Milwaukee Bucks v Boston Celtics - Game Two
Maddie Meyer/Getty Images

When Khris Middleton first went under the knife this summer to clean up issues with his left wrist, he expected to return in time for the start of the season.

At Bucks media day Sunday, Middleton said he’s not going to make that opening night goal but should be back early in the season, as reported by Jamal Collier of ESPN.

The Bucks open the season on the road Oct. 18 against the Celtics (who have their own set of issues heading into this year).

Middleton’s importance to the Bucks was evident in the playoffs, when not having him as a secondary shot creator was a key aspect of their seven-game loss to the Celtics.

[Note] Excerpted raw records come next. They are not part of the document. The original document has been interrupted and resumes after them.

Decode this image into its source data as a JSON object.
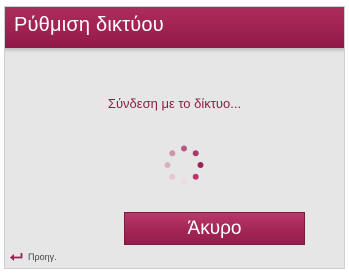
{
  "dialog": {
    "title": "Ρύθμιση δικτύου",
    "message": "Σύνδεση με το δίκτυο...",
    "cancel_label": "Άκυρο"
  },
  "footer": {
    "back_label": "Προηγ.",
    "back_icon": "back-arrow-icon"
  },
  "spinner": {
    "icon": "loading-spinner-icon"
  },
  "colors": {
    "accent": "#9e2151",
    "background": "#e6e6e6",
    "message_text": "#8c1f46"
  }
}
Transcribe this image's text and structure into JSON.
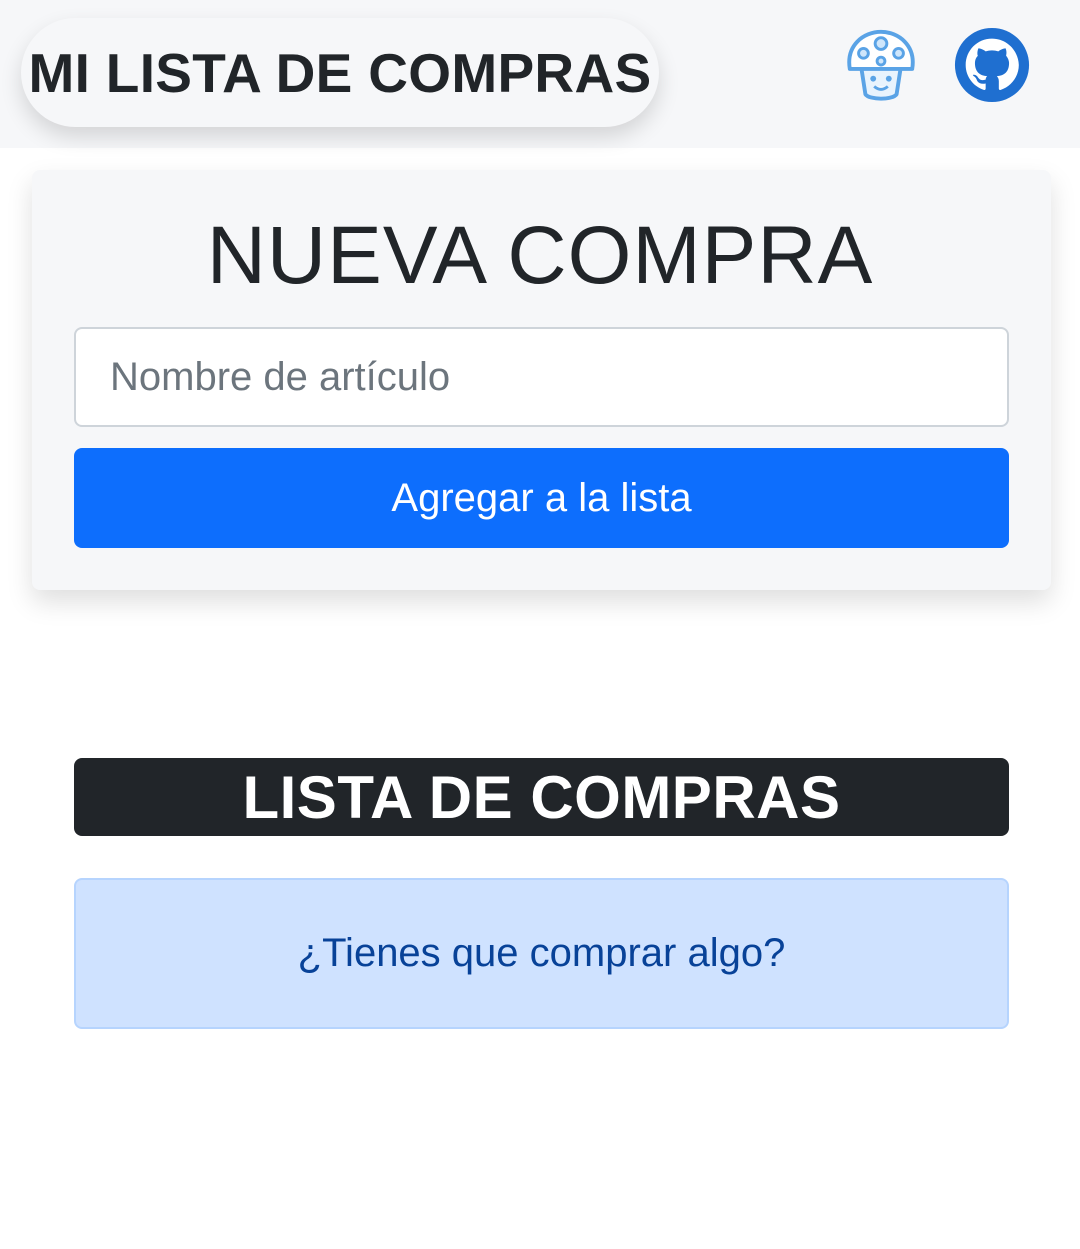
{
  "navbar": {
    "brand": "MI LISTA DE COMPRAS",
    "icons": [
      "mushroom-icon",
      "github-icon"
    ],
    "accent": "#0d6efd"
  },
  "form": {
    "title": "NUEVA COMPRA",
    "input_value": "",
    "input_placeholder": "Nombre de artículo",
    "submit_label": "Agregar a la lista"
  },
  "list": {
    "title": "LISTA DE COMPRAS",
    "empty_message": "¿Tienes que comprar algo?"
  },
  "colors": {
    "primary_button": "#0d6efd",
    "list_header": "#212529",
    "alert_bg": "#cfe2ff",
    "alert_text": "#084298"
  }
}
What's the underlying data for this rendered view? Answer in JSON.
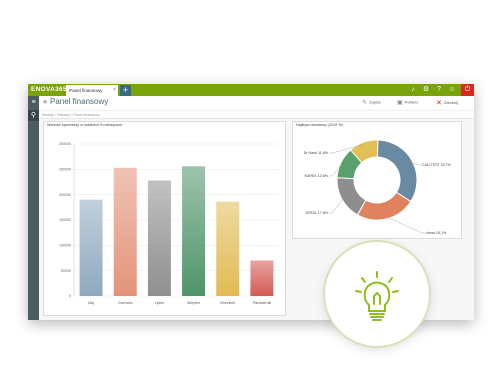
{
  "app": {
    "logo": "ENOVA365",
    "tab_label": "Panel finansowy",
    "tab_close": "×",
    "tab_add": "+",
    "top_icons": [
      "bell-icon",
      "gear-icon",
      "help-icon",
      "user-icon"
    ],
    "brand_color": "#7aa20b",
    "sidebar_color": "#4a5d63",
    "danger_color": "#d9291c"
  },
  "page": {
    "title": "Panel finansowy",
    "breadcrumb": "Moduły ›  Obszary  ›  Panel finansowy",
    "actions": [
      {
        "label": "Zapisz",
        "icon": "pencil-icon"
      },
      {
        "label": "Pobierz",
        "icon": "export-icon"
      },
      {
        "label": "Zamknij",
        "icon": "close-icon"
      }
    ]
  },
  "bar_panel_title": "Wartość sprzedaży w ostatnich 6 miesiącach",
  "pie_panel_title": "Najlepsi dostawcy (2019 %)",
  "chart_data": [
    {
      "type": "bar",
      "categories": [
        "Maj",
        "Czerwiec",
        "Lipiec",
        "Sierpień",
        "Wrzesień",
        "Październik"
      ],
      "values": [
        190000,
        253000,
        228000,
        256000,
        186000,
        70000
      ],
      "ylim": [
        0,
        300000
      ],
      "yticks": [
        "0",
        "50000",
        "100000",
        "150000",
        "200000",
        "250000",
        "300000"
      ],
      "colors": [
        "#8fa9bf",
        "#e4937a",
        "#8f8f8f",
        "#4e9468",
        "#e1bb52",
        "#d45a55"
      ],
      "grid": true
    },
    {
      "type": "pie",
      "slices": [
        {
          "label": "CAN TEST 33,7%",
          "value": 33.7,
          "color": "#6a8aa3"
        },
        {
          "label": "ulmar 24,1%",
          "value": 24.1,
          "color": "#e0825d"
        },
        {
          "label": "DRTAL 17,8%",
          "value": 17.8,
          "color": "#8e8e8e"
        },
        {
          "label": "KAREX 12,6%",
          "value": 12.6,
          "color": "#5aa06d"
        },
        {
          "label": "Dr Hand 11,8%",
          "value": 11.8,
          "color": "#e3c055"
        }
      ]
    }
  ]
}
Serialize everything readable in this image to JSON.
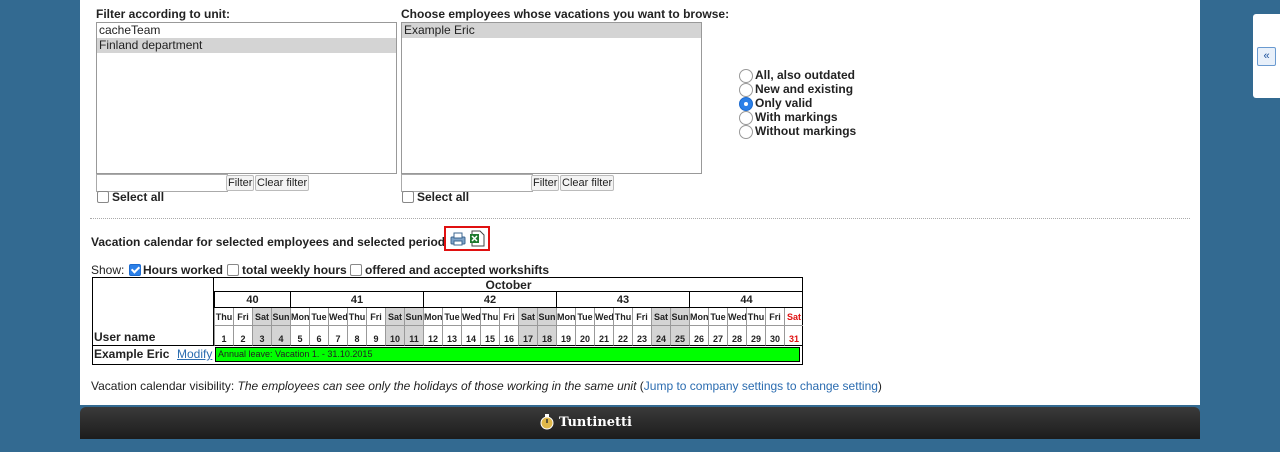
{
  "unit_filter": {
    "label": "Filter according to unit:",
    "options": [
      "cacheTeam",
      "Finland department"
    ],
    "selected_index": 1,
    "filter_button": "Filter",
    "clear_button": "Clear filter",
    "select_all": "Select all"
  },
  "employee_filter": {
    "label": "Choose employees whose vacations you want to browse:",
    "options": [
      "Example Eric"
    ],
    "selected_index": 0,
    "filter_button": "Filter",
    "clear_button": "Clear filter",
    "select_all": "Select all"
  },
  "validity": {
    "options": [
      "All, also outdated",
      "New and existing",
      "Only valid",
      "With markings",
      "Without markings"
    ],
    "selected_index": 2
  },
  "calendar_heading": "Vacation calendar for selected employees and selected period",
  "show_options": {
    "label": "Show:",
    "hours_worked": "Hours worked",
    "weekly_hours": "total weekly hours",
    "workshifts": "offered and accepted workshifts",
    "hours_worked_checked": true
  },
  "calendar": {
    "month": "October",
    "user_col_label": "User name",
    "weeks": [
      {
        "num": "40",
        "days": 4
      },
      {
        "num": "41",
        "days": 7
      },
      {
        "num": "42",
        "days": 7
      },
      {
        "num": "43",
        "days": 7
      },
      {
        "num": "44",
        "days": 6
      }
    ],
    "days": [
      {
        "wd": "Thu",
        "d": "1"
      },
      {
        "wd": "Fri",
        "d": "2"
      },
      {
        "wd": "Sat",
        "d": "3",
        "we": true
      },
      {
        "wd": "Sun",
        "d": "4",
        "we": true
      },
      {
        "wd": "Mon",
        "d": "5"
      },
      {
        "wd": "Tue",
        "d": "6"
      },
      {
        "wd": "Wed",
        "d": "7"
      },
      {
        "wd": "Thu",
        "d": "8"
      },
      {
        "wd": "Fri",
        "d": "9"
      },
      {
        "wd": "Sat",
        "d": "10",
        "we": true
      },
      {
        "wd": "Sun",
        "d": "11",
        "we": true
      },
      {
        "wd": "Mon",
        "d": "12"
      },
      {
        "wd": "Tue",
        "d": "13"
      },
      {
        "wd": "Wed",
        "d": "14"
      },
      {
        "wd": "Thu",
        "d": "15"
      },
      {
        "wd": "Fri",
        "d": "16"
      },
      {
        "wd": "Sat",
        "d": "17",
        "we": true
      },
      {
        "wd": "Sun",
        "d": "18",
        "we": true
      },
      {
        "wd": "Mon",
        "d": "19"
      },
      {
        "wd": "Tue",
        "d": "20"
      },
      {
        "wd": "Wed",
        "d": "21"
      },
      {
        "wd": "Thu",
        "d": "22"
      },
      {
        "wd": "Fri",
        "d": "23"
      },
      {
        "wd": "Sat",
        "d": "24",
        "we": true
      },
      {
        "wd": "Sun",
        "d": "25",
        "we": true
      },
      {
        "wd": "Mon",
        "d": "26"
      },
      {
        "wd": "Tue",
        "d": "27"
      },
      {
        "wd": "Wed",
        "d": "28"
      },
      {
        "wd": "Thu",
        "d": "29"
      },
      {
        "wd": "Fri",
        "d": "30"
      },
      {
        "wd": "Sat",
        "d": "31",
        "red": true
      }
    ],
    "rows": [
      {
        "name": "Example Eric",
        "modify": "Modify",
        "vacation": "Annual leave: Vacation 1. - 31.10.2015"
      }
    ],
    "vacation_color": "#00ff00",
    "weekend_color": "#d4d4d4",
    "highlight_color": "#e01010"
  },
  "visibility": {
    "prefix": "Vacation calendar visibility:",
    "text": "The employees can see only the holidays of those working in the same unit",
    "open_paren": "(",
    "link": "Jump to company settings to change setting",
    "close_paren": ")"
  },
  "footer": {
    "brand": "Tuntinetti"
  },
  "side_tab": {
    "glyph": "«"
  },
  "colors": {
    "background": "#336a91",
    "link": "#2b6cb0",
    "accent": "#2c80e8"
  }
}
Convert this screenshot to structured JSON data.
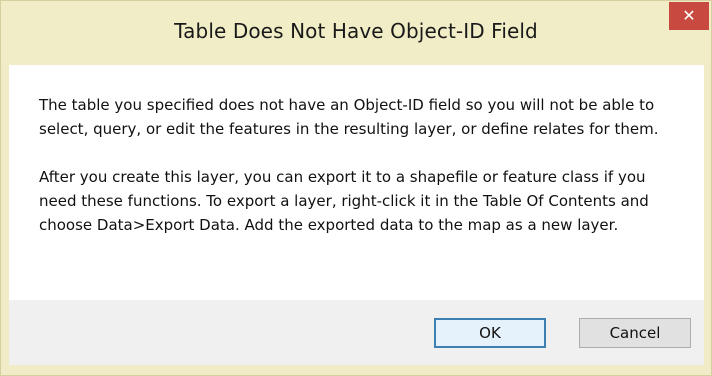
{
  "dialog": {
    "title": "Table Does Not Have Object-ID Field",
    "close_icon": "close-icon",
    "message": {
      "paragraph_1": "The table you specified does not have an Object-ID field so you will not be able to select, query, or edit the features in the resulting layer, or define relates for them.",
      "paragraph_2": "After you create this layer, you can export it to a shapefile or feature class if you need these functions. To export a layer, right-click it in the Table Of Contents and choose Data>Export Data. Add the exported data to the map as a new layer."
    },
    "buttons": {
      "ok_label": "OK",
      "cancel_label": "Cancel"
    },
    "colors": {
      "titlebar": "#f1edc6",
      "close_button": "#c7493f",
      "footer": "#f0f0f0",
      "default_button_border": "#3c7fb1"
    }
  }
}
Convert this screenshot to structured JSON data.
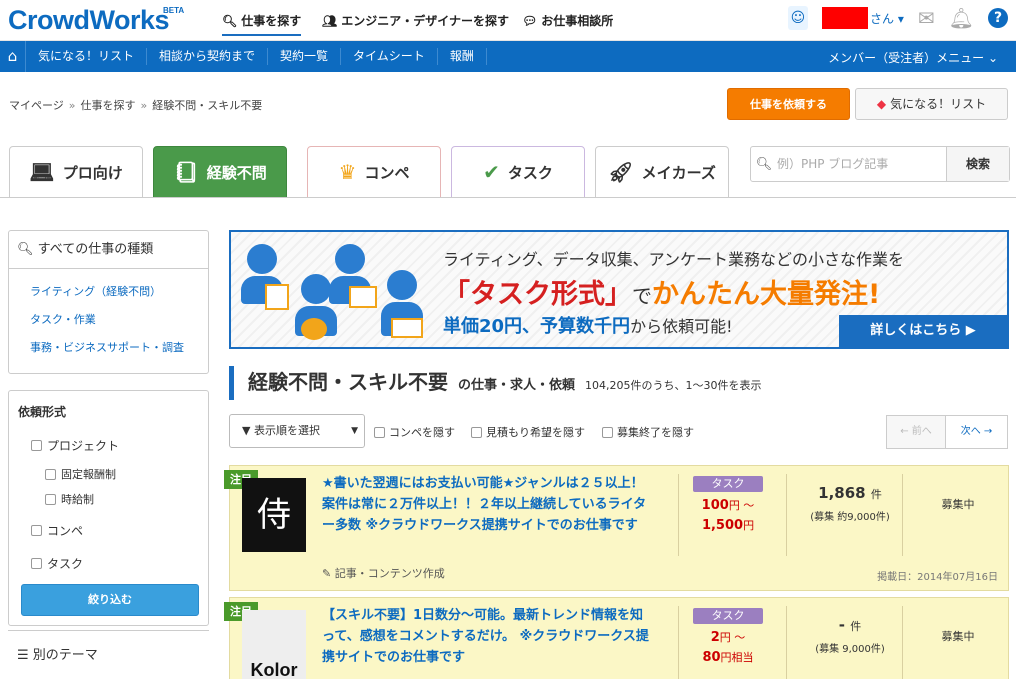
{
  "header": {
    "logo": "CrowdWorks",
    "beta": "BETA",
    "nav": [
      {
        "label": "仕事を探す"
      },
      {
        "label": "エンジニア・デザイナーを探す"
      },
      {
        "label": "お仕事相談所"
      }
    ],
    "user_suffix": "さん"
  },
  "subnav": {
    "items": [
      "気になる！リスト",
      "相談から契約まで",
      "契約一覧",
      "タイムシート",
      "報酬"
    ],
    "member_menu": "メンバー（受注者）メニュー"
  },
  "breadcrumb": [
    "マイページ",
    "仕事を探す",
    "経験不問・スキル不要"
  ],
  "breadcrumb_sep": "»",
  "buttons": {
    "request": "仕事を依頼する",
    "favorites": "気になる！リスト"
  },
  "tabs": [
    {
      "label": "プロ向け",
      "color": "#f3f8fd",
      "icon": "laptop-icon"
    },
    {
      "label": "経験不問",
      "color": "#4a9a4a",
      "icon": "notebook-icon"
    },
    {
      "label": "コンペ",
      "color": "#fdf3f3",
      "icon": "crown-icon"
    },
    {
      "label": "タスク",
      "color": "#f6f2fb",
      "icon": "checklist-icon"
    },
    {
      "label": "メイカーズ",
      "color": "#f2f2f2",
      "icon": "rocket-icon"
    }
  ],
  "search": {
    "placeholder": "例）PHP ブログ記事",
    "button": "検索"
  },
  "sidebar": {
    "categories_header": "すべての仕事の種類",
    "categories": [
      "ライティング（経験不問）",
      "タスク・作業",
      "事務・ビジネスサポート・調査"
    ],
    "filter_header": "依頼形式",
    "filters": [
      "プロジェクト",
      "固定報酬制",
      "時給制",
      "コンペ",
      "タスク"
    ],
    "filter_button": "絞り込む",
    "theme": "別のテーマ"
  },
  "banner": {
    "line1": "ライティング、データ収集、アンケート業務などの小さな作業を",
    "line2_quoted": "「タスク形式」",
    "line2_de": "で",
    "line2_rest": "かんたん大量発注!",
    "line3_bold": "単価20円、予算数千円",
    "line3_rest": "から依頼可能!",
    "more": "詳しくはこちら ▶"
  },
  "page": {
    "title": "経験不問・スキル不要",
    "subtitle": "の仕事・求人・依頼",
    "count": "104,205件のうち、1〜30件を表示"
  },
  "controls": {
    "sort": "▼ 表示順を選択",
    "options": [
      "コンペを隠す",
      "見積もり希望を隠す",
      "募集終了を隠す"
    ],
    "prev": "← 前へ",
    "next": "次へ →"
  },
  "jobs": [
    {
      "ribbon": "注目",
      "thumb": "侍",
      "title": "★書いた翌週にはお支払い可能★ジャンルは２５以上！案件は常に２万件以上！！２年以上継続しているライター多数 ※クラウドワークス提携サイトでのお仕事です",
      "badge": "タスク",
      "price_low": "100",
      "price_unit1": "円 〜",
      "price_high": "1,500",
      "price_unit2": "円",
      "count": "1,868",
      "count_unit": "件",
      "sub": "(募集 約9,000件)",
      "status": "募集中",
      "category": "✎ 記事・コンテンツ作成",
      "date": "掲載日：2014年07月16日"
    },
    {
      "ribbon": "注目",
      "thumb": "Kolor",
      "title": "【スキル不要】1日数分〜可能。最新トレンド情報を知って、感想をコメントするだけ。 ※クラウドワークス提携サイトでのお仕事です",
      "badge": "タスク",
      "price_low": "2",
      "price_unit1": "円 〜",
      "price_high": "80",
      "price_unit2": "円相当",
      "count": "-",
      "count_unit": "件",
      "sub": "(募集 9,000件)",
      "status": "募集中",
      "category": "",
      "date": ""
    }
  ]
}
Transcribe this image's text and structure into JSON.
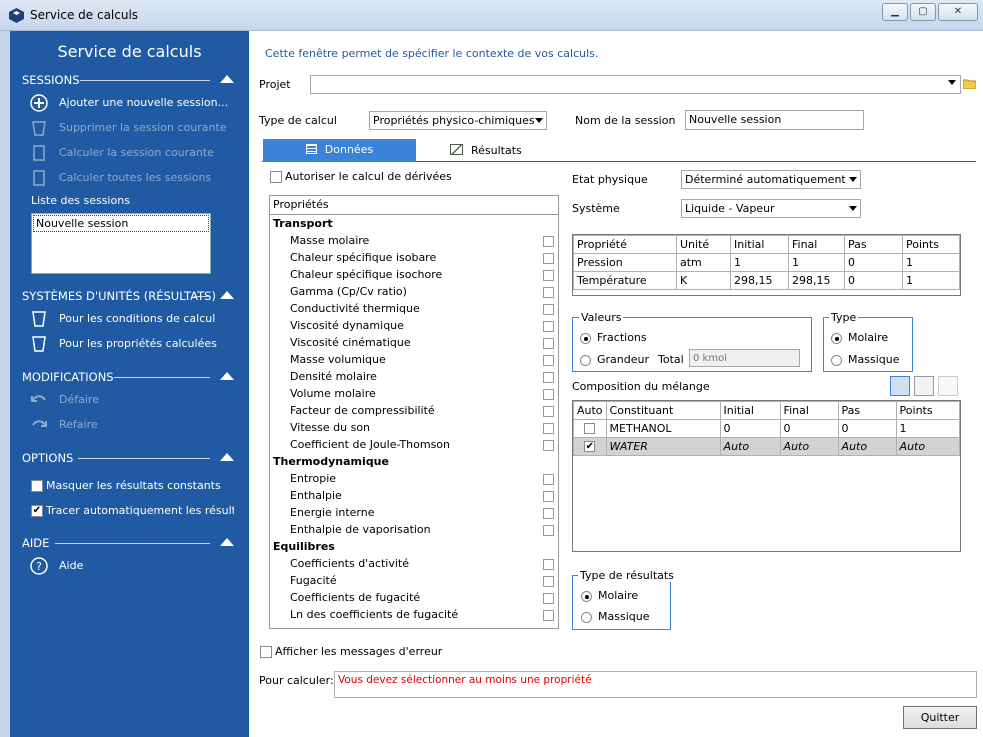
{
  "window": {
    "title": "Service de calculs"
  },
  "sidebar": {
    "title": "Service de calculs",
    "sessions": {
      "header": "SESSIONS",
      "items": [
        "Ajouter une nouvelle session...",
        "Supprimer la session courante",
        "Calculer la session courante",
        "Calculer toutes les sessions"
      ],
      "list_label": "Liste des sessions",
      "list": [
        "Nouvelle session"
      ]
    },
    "units": {
      "header": "SYSTÈMES D'UNITÉS (RÉSULTATS)",
      "items": [
        "Pour les conditions de calcul",
        "Pour les propriétés calculées"
      ]
    },
    "modifications": {
      "header": "MODIFICATIONS",
      "items": [
        "Défaire",
        "Refaire"
      ]
    },
    "options": {
      "header": "OPTIONS",
      "items": [
        {
          "label": "Masquer les résultats constants",
          "checked": false
        },
        {
          "label": "Tracer automatiquement les résultats",
          "checked": true
        }
      ]
    },
    "help": {
      "header": "AIDE",
      "items": [
        "Aide"
      ]
    }
  },
  "main": {
    "intro": "Cette fenêtre permet de spécifier le contexte de vos calculs.",
    "projet_label": "Projet",
    "projet_value": "",
    "type_label": "Type de calcul",
    "type_value": "Propriétés physico-chimiques",
    "nom_label": "Nom de la session",
    "nom_value": "Nouvelle session",
    "tabs": [
      "Données",
      "Résultats"
    ],
    "derivees_label": "Autoriser le calcul de dérivées",
    "props_header": "Propriétés",
    "groups": [
      {
        "name": "Transport",
        "props": [
          "Masse molaire",
          "Chaleur spécifique isobare",
          "Chaleur spécifique isochore",
          "Gamma (Cp/Cv ratio)",
          "Conductivité thermique",
          "Viscosité dynamique",
          "Viscosité cinématique",
          "Masse volumique",
          "Densité molaire",
          "Volume molaire",
          "Facteur de compressibilité",
          "Vitesse du son",
          "Coefficient de Joule-Thomson"
        ]
      },
      {
        "name": "Thermodynamique",
        "props": [
          "Entropie",
          "Enthalpie",
          "Energie interne",
          "Enthalpie de vaporisation"
        ]
      },
      {
        "name": "Equilibres",
        "props": [
          "Coefficients d'activité",
          "Fugacité",
          "Coefficients de fugacité",
          "Ln des coefficients de fugacité"
        ]
      }
    ],
    "etat_label": "Etat physique",
    "etat_value": "Déterminé automatiquement",
    "systeme_label": "Système",
    "systeme_value": "Liquide - Vapeur",
    "cond_headers": [
      "Propriété",
      "Unité",
      "Initial",
      "Final",
      "Pas",
      "Points"
    ],
    "cond_rows": [
      [
        "Pression",
        "atm",
        "1",
        "1",
        "0",
        "1"
      ],
      [
        "Température",
        "K",
        "298,15",
        "298,15",
        "0",
        "1"
      ]
    ],
    "valeurs": {
      "title": "Valeurs",
      "fractions": "Fractions",
      "grandeur": "Grandeur",
      "total_label": "Total",
      "total_placeholder": "0 kmol"
    },
    "type_group": {
      "title": "Type",
      "molaire": "Molaire",
      "massique": "Massique"
    },
    "composition_label": "Composition du mélange",
    "comp_headers": [
      "Auto",
      "Constituant",
      "Initial",
      "Final",
      "Pas",
      "Points"
    ],
    "comp_rows": [
      {
        "auto": false,
        "cells": [
          "METHANOL",
          "0",
          "0",
          "0",
          "1"
        ]
      },
      {
        "auto": true,
        "cells": [
          "WATER",
          "Auto",
          "Auto",
          "Auto",
          "Auto"
        ]
      }
    ],
    "type_resultats": {
      "title": "Type de résultats",
      "molaire": "Molaire",
      "massique": "Massique"
    },
    "erreurs_label": "Afficher les messages d'erreur",
    "calculer_label": "Pour calculer:",
    "calculer_msg": "Vous devez sélectionner au moins une propriété",
    "quit_label": "Quitter"
  }
}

Middleton averaged 20.1 points and 5.4 rebounds a game last season. A healthy Bucks team — with Giannis Antetokounmpo, Middleton, and Jrue Holiday as the core — enter the season as serious title contenders. But they need Middleton, so they will not rush him back.